▸ **Action item**
Without the images, reproduce each line of the material exactly.

▸ **Data under study**
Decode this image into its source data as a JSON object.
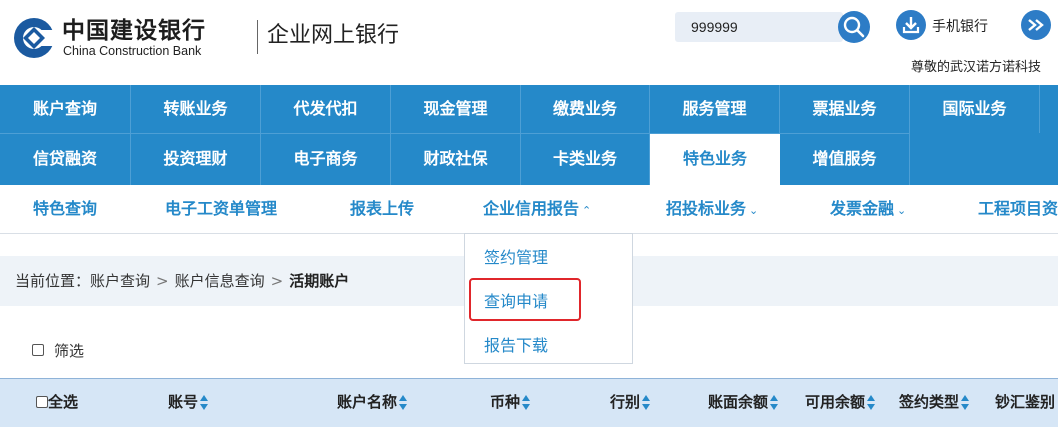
{
  "header": {
    "bank_name_cn": "中国建设银行",
    "bank_name_en": "China Construction Bank",
    "system_title": "企业网上银行",
    "search_value": "999999",
    "mobile_bank_label": "手机银行",
    "welcome_text": "尊敬的武汉诺方诺科技"
  },
  "main_nav": {
    "row1": [
      "账户查询",
      "转账业务",
      "代发代扣",
      "现金管理",
      "缴费业务",
      "服务管理",
      "票据业务",
      "国际业务"
    ],
    "row2": [
      "信贷融资",
      "投资理财",
      "电子商务",
      "财政社保",
      "卡类业务",
      "特色业务",
      "增值服务"
    ],
    "active": "特色业务"
  },
  "sub_nav": {
    "items": [
      "特色查询",
      "电子工资单管理",
      "报表上传",
      "企业信用报告",
      "招投标业务",
      "发票金融",
      "工程项目资"
    ],
    "carets": [
      "",
      "",
      "",
      "⌃",
      "⌄",
      "⌄",
      ""
    ]
  },
  "dropdown": {
    "items": [
      "签约管理",
      "查询申请",
      "报告下载"
    ],
    "highlighted": "查询申请"
  },
  "breadcrumb": {
    "prefix": "当前位置：",
    "path": [
      "账户查询",
      "账户信息查询",
      "活期账户"
    ],
    "separator": ">"
  },
  "filter": {
    "label": "筛选",
    "checked": false
  },
  "table": {
    "select_all_label": "全选",
    "columns": [
      "账号",
      "账户名称",
      "币种",
      "行别",
      "账面余额",
      "可用余额",
      "签约类型",
      "钞汇鉴别"
    ]
  },
  "colors": {
    "brand_blue": "#2589c9",
    "highlight_red": "#e0262b",
    "breadcrumb_bg": "#eef3f8",
    "table_header_bg": "#d6e6f6"
  }
}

▸ **Exercise response**
Decode this image into its source data as a JSON object.
{
  "header": {
    "bank_name_cn": "中国建设银行",
    "bank_name_en": "China Construction Bank",
    "system_title": "企业网上银行",
    "search_value": "999999",
    "mobile_bank_label": "手机银行",
    "welcome_text": "尊敬的武汉诺方诺科技"
  },
  "main_nav": {
    "row1": [
      "账户查询",
      "转账业务",
      "代发代扣",
      "现金管理",
      "缴费业务",
      "服务管理",
      "票据业务",
      "国际业务"
    ],
    "row2": [
      "信贷融资",
      "投资理财",
      "电子商务",
      "财政社保",
      "卡类业务",
      "特色业务",
      "增值服务"
    ],
    "active": "特色业务"
  },
  "sub_nav": {
    "items": [
      "特色查询",
      "电子工资单管理",
      "报表上传",
      "企业信用报告",
      "招投标业务",
      "发票金融",
      "工程项目资"
    ],
    "carets": [
      "",
      "",
      "",
      "⌃",
      "⌄",
      "⌄",
      ""
    ]
  },
  "dropdown": {
    "items": [
      "签约管理",
      "查询申请",
      "报告下载"
    ],
    "highlighted": "查询申请"
  },
  "breadcrumb": {
    "prefix": "当前位置：",
    "path": [
      "账户查询",
      "账户信息查询",
      "活期账户"
    ],
    "separator": ">"
  },
  "filter": {
    "label": "筛选",
    "checked": false
  },
  "table": {
    "select_all_label": "全选",
    "columns": [
      "账号",
      "账户名称",
      "币种",
      "行别",
      "账面余额",
      "可用余额",
      "签约类型",
      "钞汇鉴别"
    ]
  },
  "colors": {
    "brand_blue": "#2589c9",
    "highlight_red": "#e0262b",
    "breadcrumb_bg": "#eef3f8",
    "table_header_bg": "#d6e6f6"
  }
}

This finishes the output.